Is there such a thing as a voluntary taxpayer?
You would think not, but there are a growing number of retirees who seem to be happy to pay a 15% tax on their super earnings every year, when they don’t need to.
This extraordinary situation is probably best explained by ignorance of the rules, indecision, enthusiasm to keep working, a reluctance to dip into their super too early (FORO – fear of running out) or even good, old-fashioned laziness.
The widespread problem comes about when people retire, but keep their superannuation sitting in the accumulation phase instead of rolling it over into the pension stage – sometimes for many years and even decades.
Tax snowball rolls on – reducing amount in super
That not only robs them of a totally tax-free regular income if they are over the age of 60, but it also leaves all of the earnings within the fund liable to the 15% headline rate of tax on investment income – a tax that will be snowballing every year, and not in a good way, the longer it continues to apply.
This is not a small issue either with former ASIC deputy chair Jeremy Cooper – who literally wrote the book on superannuation in the form of the Cooper Review – estimating that around two million super accounts that belong to people, who have reached an age-based condition of release for their super still leaving their accounts in accumulation mode.
That’s a serious amount of voluntary tax being paid.
Furthermore Mr Cooper – who is now chairman of retirement income at annuity provider Challenger – has discovered using APRA data that of the 700 Australians who retire every day, only around 60% have rolled their super over into pension mode.
A lack of keenly priced and appropriate retirement products may go some way to explaining such a mass of people voluntarily paying tax – something that may be improved now that the recently legislated Retirement Income Covenant will require super funds to have an appropriate retirement income strategy for their members from July 2022.
Extra tax paid could be approaching $20b a year

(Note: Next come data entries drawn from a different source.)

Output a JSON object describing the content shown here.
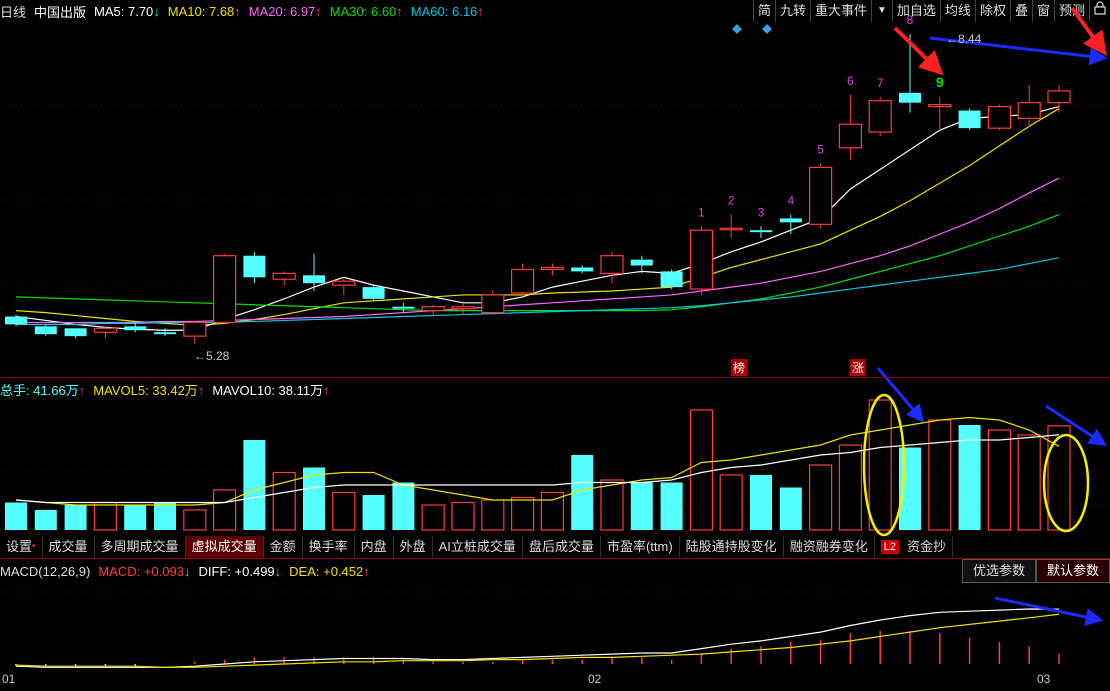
{
  "header": {
    "period": "日线",
    "stock": "中国出版",
    "ma5": {
      "label": "MA5: 7.70",
      "arrow": "↓",
      "color": "#ffffff"
    },
    "ma10": {
      "label": "MA10: 7.68",
      "arrow": "↑",
      "color": "#f0e000"
    },
    "ma20": {
      "label": "MA20: 6.97",
      "arrow": "↑",
      "color": "#ff66ff"
    },
    "ma30": {
      "label": "MA30: 6.60",
      "arrow": "↑",
      "color": "#00e000"
    },
    "ma60": {
      "label": "MA60: 6.16",
      "arrow": "↑",
      "color": "#00c8e8"
    }
  },
  "toolbar": [
    "简",
    "九转",
    "重大事件",
    "▼",
    "加自选",
    "均线",
    "除权",
    "叠",
    "窗",
    "预测"
  ],
  "lock_icon": "lock-icon",
  "price_annotations": {
    "high": "←8.44",
    "low": "←5.28"
  },
  "tags": {
    "bang": "榜",
    "zhang": "涨"
  },
  "volume_header": {
    "total": "总手: 41.66万",
    "total_arrow": "↑",
    "mavol5": "MAVOL5: 33.42万",
    "mavol5_arrow": "↑",
    "mavol10": "MAVOL10: 38.11万",
    "mavol10_arrow": "↑"
  },
  "tabs": [
    "设置",
    "成交量",
    "多周期成交量",
    "虚拟成交量",
    "金额",
    "换手率",
    "内盘",
    "外盘",
    "AI立桩成交量",
    "盘后成交量",
    "市盈率(ttm)",
    "陆股通持股变化",
    "融资融券变化",
    "L2",
    "资金抄"
  ],
  "active_tab": 3,
  "macd_header": {
    "title": "MACD(12,26,9)",
    "macd": "MACD: +0.093",
    "macd_arrow": "↓",
    "diff": "DIFF: +0.499",
    "diff_arrow": "↓",
    "dea": "DEA: +0.452",
    "dea_arrow": "↑"
  },
  "param_buttons": [
    "优选参数",
    "默认参数"
  ],
  "x_axis": {
    "labels": [
      "01",
      "02",
      "03"
    ]
  },
  "colors": {
    "up": "#ff3b3b",
    "down": "#54ffff",
    "bg": "#000000",
    "separator": "#8b0000"
  },
  "chart_data": {
    "type": "candlestick",
    "candles": [
      {
        "o": 5.56,
        "h": 5.58,
        "l": 5.46,
        "c": 5.48,
        "up": false
      },
      {
        "o": 5.46,
        "h": 5.48,
        "l": 5.36,
        "c": 5.38,
        "up": false
      },
      {
        "o": 5.36,
        "h": 5.44,
        "l": 5.34,
        "c": 5.44,
        "up": false
      },
      {
        "o": 5.4,
        "h": 5.46,
        "l": 5.34,
        "c": 5.44,
        "up": true
      },
      {
        "o": 5.46,
        "h": 5.5,
        "l": 5.4,
        "c": 5.42,
        "up": false
      },
      {
        "o": 5.4,
        "h": 5.44,
        "l": 5.36,
        "c": 5.38,
        "up": false
      },
      {
        "o": 5.36,
        "h": 5.52,
        "l": 5.28,
        "c": 5.5,
        "up": true
      },
      {
        "o": 5.5,
        "h": 6.2,
        "l": 5.48,
        "c": 6.18,
        "up": true
      },
      {
        "o": 6.18,
        "h": 6.22,
        "l": 5.9,
        "c": 5.96,
        "up": false
      },
      {
        "o": 5.94,
        "h": 6.02,
        "l": 5.88,
        "c": 6.0,
        "up": true
      },
      {
        "o": 5.98,
        "h": 6.2,
        "l": 5.82,
        "c": 5.9,
        "up": false
      },
      {
        "o": 5.88,
        "h": 5.96,
        "l": 5.78,
        "c": 5.92,
        "up": true
      },
      {
        "o": 5.86,
        "h": 5.88,
        "l": 5.72,
        "c": 5.74,
        "up": false
      },
      {
        "o": 5.66,
        "h": 5.7,
        "l": 5.6,
        "c": 5.64,
        "up": false
      },
      {
        "o": 5.62,
        "h": 5.68,
        "l": 5.56,
        "c": 5.66,
        "up": true
      },
      {
        "o": 5.64,
        "h": 5.72,
        "l": 5.58,
        "c": 5.66,
        "up": true
      },
      {
        "o": 5.6,
        "h": 5.82,
        "l": 5.58,
        "c": 5.78,
        "up": true
      },
      {
        "o": 5.8,
        "h": 6.1,
        "l": 5.78,
        "c": 6.04,
        "up": true
      },
      {
        "o": 6.04,
        "h": 6.1,
        "l": 5.98,
        "c": 6.06,
        "up": true
      },
      {
        "o": 6.02,
        "h": 6.08,
        "l": 6.0,
        "c": 6.06,
        "up": false
      },
      {
        "o": 6.18,
        "h": 6.22,
        "l": 5.9,
        "c": 6.0,
        "up": true
      },
      {
        "o": 6.14,
        "h": 6.18,
        "l": 6.0,
        "c": 6.08,
        "up": false
      },
      {
        "o": 6.02,
        "h": 6.04,
        "l": 5.84,
        "c": 5.86,
        "up": false
      },
      {
        "o": 5.84,
        "h": 6.48,
        "l": 5.78,
        "c": 6.44,
        "up": true
      },
      {
        "o": 6.46,
        "h": 6.6,
        "l": 6.36,
        "c": 6.46,
        "up": true
      },
      {
        "o": 6.44,
        "h": 6.48,
        "l": 6.36,
        "c": 6.42,
        "up": false
      },
      {
        "o": 6.52,
        "h": 6.6,
        "l": 6.4,
        "c": 6.56,
        "up": false
      },
      {
        "o": 6.5,
        "h": 7.12,
        "l": 6.46,
        "c": 7.08,
        "up": true
      },
      {
        "o": 7.28,
        "h": 7.82,
        "l": 7.16,
        "c": 7.52,
        "up": true
      },
      {
        "o": 7.44,
        "h": 7.8,
        "l": 7.4,
        "c": 7.76,
        "up": true
      },
      {
        "o": 7.84,
        "h": 8.44,
        "l": 7.64,
        "c": 7.74,
        "up": false
      },
      {
        "o": 7.72,
        "h": 7.8,
        "l": 7.46,
        "c": 7.7,
        "up": true
      },
      {
        "o": 7.66,
        "h": 7.68,
        "l": 7.46,
        "c": 7.48,
        "up": false
      },
      {
        "o": 7.48,
        "h": 7.72,
        "l": 7.46,
        "c": 7.7,
        "up": true
      },
      {
        "o": 7.58,
        "h": 7.92,
        "l": 7.5,
        "c": 7.74,
        "up": true
      },
      {
        "o": 7.74,
        "h": 7.92,
        "l": 7.64,
        "c": 7.86,
        "up": true
      }
    ],
    "nine_turn": [
      {
        "i": 23,
        "label": "1"
      },
      {
        "i": 24,
        "label": "2"
      },
      {
        "i": 25,
        "label": "3"
      },
      {
        "i": 26,
        "label": "4"
      },
      {
        "i": 27,
        "label": "5"
      },
      {
        "i": 28,
        "label": "6"
      },
      {
        "i": 29,
        "label": "7"
      },
      {
        "i": 30,
        "label": "8"
      },
      {
        "i": 31,
        "label": "9"
      }
    ],
    "ma": {
      "ma5": [
        5.56,
        5.52,
        5.48,
        5.45,
        5.43,
        5.42,
        5.42,
        5.53,
        5.63,
        5.74,
        5.86,
        5.96,
        5.88,
        5.82,
        5.76,
        5.7,
        5.7,
        5.76,
        5.86,
        5.92,
        5.98,
        6.02,
        6.0,
        6.1,
        6.22,
        6.32,
        6.44,
        6.56,
        6.86,
        7.06,
        7.26,
        7.46,
        7.58,
        7.6,
        7.62,
        7.7
      ],
      "ma10": [
        5.62,
        5.6,
        5.57,
        5.54,
        5.51,
        5.49,
        5.47,
        5.49,
        5.53,
        5.58,
        5.64,
        5.7,
        5.72,
        5.74,
        5.76,
        5.78,
        5.78,
        5.78,
        5.8,
        5.81,
        5.82,
        5.84,
        5.86,
        5.96,
        6.06,
        6.14,
        6.22,
        6.3,
        6.44,
        6.58,
        6.74,
        6.92,
        7.1,
        7.3,
        7.5,
        7.68
      ],
      "ma20": [
        5.5,
        5.5,
        5.5,
        5.5,
        5.5,
        5.51,
        5.51,
        5.52,
        5.53,
        5.54,
        5.55,
        5.56,
        5.58,
        5.6,
        5.62,
        5.64,
        5.66,
        5.68,
        5.7,
        5.72,
        5.74,
        5.76,
        5.78,
        5.82,
        5.86,
        5.9,
        5.96,
        6.02,
        6.1,
        6.18,
        6.28,
        6.4,
        6.52,
        6.66,
        6.82,
        6.97
      ],
      "ma30": [
        5.76,
        5.75,
        5.74,
        5.73,
        5.72,
        5.71,
        5.7,
        5.69,
        5.68,
        5.67,
        5.66,
        5.65,
        5.64,
        5.63,
        5.62,
        5.62,
        5.62,
        5.62,
        5.62,
        5.62,
        5.62,
        5.62,
        5.63,
        5.66,
        5.7,
        5.74,
        5.8,
        5.86,
        5.94,
        6.02,
        6.1,
        6.18,
        6.28,
        6.38,
        6.48,
        6.6
      ],
      "ma60": [
        5.48,
        5.48,
        5.48,
        5.49,
        5.49,
        5.5,
        5.5,
        5.5,
        5.51,
        5.52,
        5.53,
        5.54,
        5.55,
        5.56,
        5.57,
        5.58,
        5.59,
        5.6,
        5.61,
        5.62,
        5.63,
        5.64,
        5.65,
        5.67,
        5.7,
        5.73,
        5.76,
        5.8,
        5.84,
        5.88,
        5.92,
        5.96,
        6.0,
        6.04,
        6.1,
        6.16
      ]
    },
    "volume": [
      11,
      8,
      10,
      11,
      10,
      11,
      8,
      16,
      36,
      23,
      25,
      15,
      14,
      19,
      10,
      11,
      12,
      13,
      15,
      30,
      20,
      19,
      19,
      48,
      22,
      22,
      17,
      26,
      34,
      52,
      33,
      44,
      42,
      40,
      38,
      41.66
    ],
    "mavol5": [
      12,
      11,
      10,
      10,
      10,
      10,
      10,
      11,
      16,
      19,
      22,
      23,
      23,
      18,
      16,
      14,
      12,
      12,
      12,
      16,
      18,
      20,
      21,
      27,
      28,
      30,
      32,
      34,
      38,
      40,
      42,
      44,
      45,
      44,
      40,
      33.42
    ],
    "mavol10": [
      12,
      11,
      11,
      11,
      11,
      11,
      11,
      11,
      13,
      15,
      17,
      18,
      18,
      18,
      18,
      18,
      18,
      18,
      18,
      19,
      19,
      19,
      20,
      23,
      25,
      26,
      28,
      30,
      31,
      33,
      34,
      35,
      36,
      36,
      37,
      38.11
    ],
    "macd": {
      "diff": [
        -0.02,
        -0.03,
        -0.03,
        -0.03,
        -0.03,
        -0.03,
        -0.02,
        0.0,
        0.02,
        0.03,
        0.04,
        0.05,
        0.05,
        0.05,
        0.04,
        0.04,
        0.05,
        0.06,
        0.07,
        0.08,
        0.09,
        0.1,
        0.1,
        0.14,
        0.18,
        0.21,
        0.25,
        0.29,
        0.35,
        0.4,
        0.44,
        0.47,
        0.48,
        0.49,
        0.5,
        0.499
      ],
      "dea": [
        -0.01,
        -0.02,
        -0.02,
        -0.02,
        -0.02,
        -0.03,
        -0.03,
        -0.02,
        -0.01,
        0.0,
        0.01,
        0.02,
        0.02,
        0.03,
        0.03,
        0.03,
        0.04,
        0.04,
        0.05,
        0.06,
        0.06,
        0.07,
        0.08,
        0.09,
        0.11,
        0.13,
        0.15,
        0.18,
        0.21,
        0.25,
        0.29,
        0.33,
        0.36,
        0.39,
        0.42,
        0.452
      ]
    }
  }
}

While it is impossible to know the actual overall figures, if we multiply the current average retirement pension account of $330,000 by the two million people who have inexplicably stayed in accumulation mode, the tax on an investment gain of 20% in a year would be knocking on the door of $20 billion.
That is a very simplistic “back of the envelope” calculation because it doesn’t account for franked dividends and other wrinkles but the fact remains that there is a lot of money being mailed off to Canberra each year when you consider that it will not be available in the super account again and won’t keep earning money.
One of the possible reasons for this reluctance to enter pension mode might be a belief that an accumulation account is required to make new contributions if new work is undertaken.
The flaw in that argument is that there is no problem opening up a fresh accumulation account for any new contributions after rolling over an existing fund or even several funds into tax-free pension mode.
Sending your pension payments to Canberra instead?
It is entirely possible that inadvertently leaving a super account in accumulation mode could be reducing the account by more through tax than applying the minimum annual pension payments, which for 2022-2023 will remain at the COVID-19 reduced rate of just 2% a year, rising with age.
In other words, the super member has “decided’’ to forgo their tax-free income and instead send it off to the tax office instead.
There are some suspicions that keeping an account open for fresh contributions might be part of the problem because the accounts that remain in accumulation mode tend to be smaller than those that have been rolled over into pension mode.
Is keeping an account open for fresh contributions to blame?
So, some retirees who have two active accumulation accounts when they retire might decide to keep the smaller one open as an accumulation account just in case they want to make more contributions from a part-time job or through the various situations in which extra contributions can be made.
That can turn out to be a very expensive oversight over time.
At the moment – according to Mr Cooper’s analysis of the APRA numbers – about $477 billion is in APRA-regulated retirement income funds in pension mode, with a further $18 billion in transition to retirement accounts.
Retail funds make up the bulk of this compared to industry funds – perhaps reflecting the fact that members of industry funds tend to be younger.
In APRA-regulated funds, there were many accounts belonging to members who were above preservation age (the age that you can access your super) that had not been rolled over into a pension account.
For example, there were 2.6 million accounts where the member was over 65 (meeting at least one condition of release) but only 1.4 million of these were pension accounts.
There were an additional 1.5 million accounts where the member was between 60 and 64 and could have met a retirement condition of release, with only 250,000 of these in a pension account.